Last weekend, violent clashes erupted again between the tribesmen and government forces, which included shelling of parts of the city, killing several people.
“Taiz is more of a time bomb now. It could explode at any minute,” said Ali Mohammed Almujahed, a senior ruling party official here. “Both sides are filled up with anger and hatred.”
Fueled by decades of neglect and resentment of President Ali Abdullah Saleh’s regime, protesters in this south-central city, considered the intellectual soul of Yemen, rose up in February. Inspired by the uprisings in Tunisia and Egypt, they erected scores of tents in a section of Taiz they renamed Freedom Square, emulating Cairo’s Tahrir — or Liberation — Square. Thousands camped out around the clock, staging rallies demanding the ouster of Saleh.
Since April, the government’s security forces have tried to suppress the rebellion, shooting dead dozens of protesters and preventing them from marching toward the city’s presidential palace and other government institutions. The tactics in recent weeks have emulated those used by autocrats in Syria and Bahrain, who have cracked down violently on protesters in an effort to intimidate the opposition.
May 29: A touchstone
For weeks, Makhlafi and other anti-government tribal leaders expressed support for the protesters but watched from the sidelines. Some were aligned with Yemen’s political opposition; others held long-standing grievances against the regime and sensed an opportunity to exert their power.
Then, on May 29, the security forces attacked Freedom Square. There are conflicting versions of what unfolded, but it remains a touchstone for all sides.
Activists say the soldiers opened fire on demonstrators and set fire to tents. As many as 140 were killed, the activists allege. They now refer to the day as “the Holocaust.” In a rare interview, Taiz’s head of security, Col. Abdullah Abdu Kayran, denied the allegations. He acknowledged that security forces entered the square but said they did not commit atrocities. He said eight people died that day.
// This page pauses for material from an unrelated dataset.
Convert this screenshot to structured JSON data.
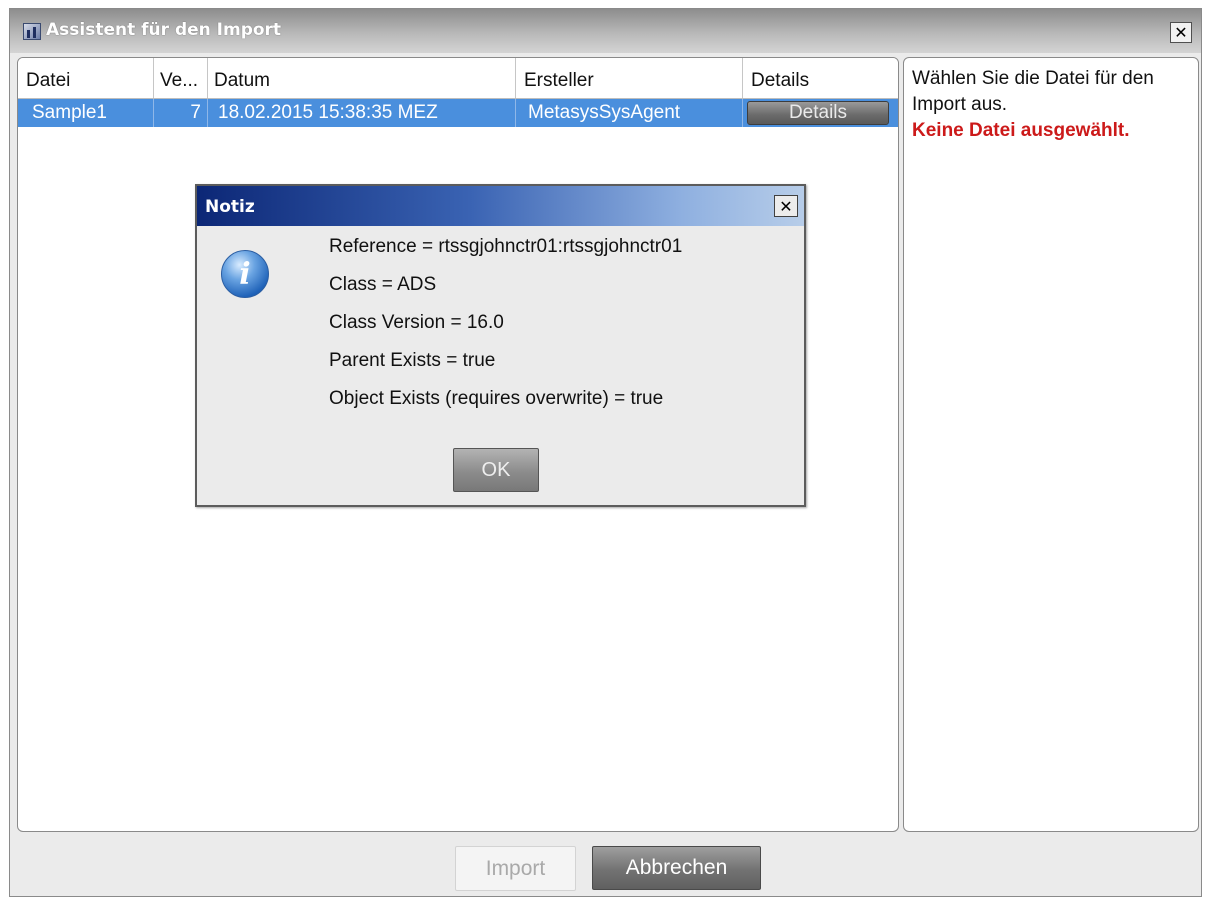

Within hours of the attack, Makhlafi and other tribal leaders rose up and engaged the security forces in fierce clashes. The tribesmen hailed from villages on the outskirts of the city. Armed with mortars, rocket-propelled grenades and Kalashnikovs, they knew the city’s streets and alleys well and had the loyalty of much of the population. That gave them a significant advantage over the security forces that were largely brought in from other parts of the country.